Christopher David White is a 40-year-old trompe l’oeil artist from Richmond, Virginia who creates whimsical handmade clay sculptures that appear to be made from things like rusted metal, dilapidated cardboard, and decaying wood — all with a level of detail that leaves onlookers absolutely breathless. White’s ceramic sculptures have even been dubbed optical illusions by a few who commonly fall into the trap of mistaking his hyperrealistic masterpieces for wood. In his 2016 series “Human:Nature,” we see pieces that remind us of the fragility and impermanence of human life.

A ceramic sculpture by Christopher David White, this one depicting a sad-looking seated woman holding flowers in her outstretched hands.

Continue reading below
Our Featured Videos

White’s sculptures usually depict human entities, whether they be nymph-like women or grotesque body parts and hands. Using intricate detailing on all his pieces, White paints and styles them using mold, moss, and water droplets to give them the look and feel of weathering, deteriorated relics. He explains: “The juxtaposition of natural and man-made features, in combination with the skewing of scale, proportion, and material, helps in creating an altered perception – forcing the viewer to look closer.”

Most of White’s works stick to an earthy color palette of browns, rustic oranges, yellows, and gray concrete tones, though a seemingly out-of-place splash of color will make an appearance every now and then, such as the bright pink brain in his sculpture “Food for Thought or the blue and piercing gold eggs featured in “Tipping Point.” These vibrant anomalies are often placed alongside the ‘wooden’ sculptures as symbols or statements about the ways we perceive our temporary existence.

A ceramic sculpture by Christopher David White, this one depicting a human heart.

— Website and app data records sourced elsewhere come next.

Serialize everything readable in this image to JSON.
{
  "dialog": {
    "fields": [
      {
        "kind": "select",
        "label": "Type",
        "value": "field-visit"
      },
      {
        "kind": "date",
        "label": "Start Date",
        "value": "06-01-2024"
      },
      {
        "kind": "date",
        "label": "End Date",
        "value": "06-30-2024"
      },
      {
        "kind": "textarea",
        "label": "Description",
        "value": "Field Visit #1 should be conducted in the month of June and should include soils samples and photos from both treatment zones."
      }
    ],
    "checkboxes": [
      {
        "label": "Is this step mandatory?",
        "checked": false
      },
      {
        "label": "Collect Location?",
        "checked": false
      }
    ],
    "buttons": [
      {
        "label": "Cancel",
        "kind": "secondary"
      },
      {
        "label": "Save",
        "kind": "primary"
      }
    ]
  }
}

Utilizing several different sculpting techniques like molding, modelling, and casting to create different visuals and textures, White’s work perfectly reimagines the cycle of growth that both humans and nature are subjected to throughout their lives. The artist strives to convey the idea that “permanence is the ultimate illusion” and that there is actually exquisite beauty in the decaying of life — after all, death and decay are natural processes, and not always ones that should be viewed negatively.

Our everyday interactions with the natural world have the ability to change our lifespans, lifestyles, and even the things outside ourselves. White believes that even though our biological patterns are echoed all throughout the universe, we decide to create boundaries and barriers between ourselves and nature in order to feel power over the thing that actually sustains us and makes us who we are. He adds: “The repercussions from our persistent consumption are tipping the balance towards a bleak future that endangers our very survival. Given the unparalleled state of our technological and scientific achievements, it is not only possible but necessary to find a new balance that promotes a thoughtful and sustainable relationship with nature.”

A ceramic sculpture by Christopher David White, this one depicting a pair of outstretched arms holding a few small blue and gold eggs. A ceramic sculpture by Christopher David White, this one depicting the bust of a woman with a small crown on her head.

In 2015, White received his Masters of Fine Arts in Craft Studies from Virginia Commonwealth University after graduating with a Bachelor’s degree in Ceramics from Indiana University in 2012. He was awarded “Most Environmentally Conscious” at INLight 2014 and has had his work featured in acclaimed publications like My Modern Met, Colossal, Juxtapose, and Beautiful/Decay.

Where Can I Find White’s Work?

A ceramic sculpture by Christopher David White, this one depicting the bust of a man whose face is obscured by several different colors.

White’s phantasmagorical sculptures have been showcased in international galleries and museums all around the world, including the Daejeon Museum of Art and Suwon I-Park Museum of Art in South Korea, Hartwick University’s Foreman Gallery in New York, and the Abmeyer & Wood Gallery in Seattle. You can see and read more about his creations on his official website